_Exercise requirements_.
Quote every line of the material beneath this one.

_Working data_.
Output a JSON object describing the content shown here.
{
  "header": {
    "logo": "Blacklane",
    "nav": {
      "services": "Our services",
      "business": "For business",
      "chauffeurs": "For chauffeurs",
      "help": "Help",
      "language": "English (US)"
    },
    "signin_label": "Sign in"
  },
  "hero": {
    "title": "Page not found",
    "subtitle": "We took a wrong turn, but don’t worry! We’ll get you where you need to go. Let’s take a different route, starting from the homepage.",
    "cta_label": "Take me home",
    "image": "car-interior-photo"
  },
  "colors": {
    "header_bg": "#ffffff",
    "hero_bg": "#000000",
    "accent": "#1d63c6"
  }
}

_Completed task_.
Output a JSON object describing the content shown here.
{
  "header": {
    "logo": "Blacklane",
    "nav": {
      "services": "Our services",
      "business": "For business",
      "chauffeurs": "For chauffeurs",
      "help": "Help",
      "language": "English (US)"
    },
    "signin_label": "Sign in"
  },
  "hero": {
    "title": "Page not found",
    "subtitle": "We took a wrong turn, but don’t worry! We’ll get you where you need to go. Let’s take a different route, starting from the homepage.",
    "cta_label": "Take me home",
    "image": "car-interior-photo"
  },
  "colors": {
    "header_bg": "#ffffff",
    "hero_bg": "#000000",
    "accent": "#1d63c6"
  }
}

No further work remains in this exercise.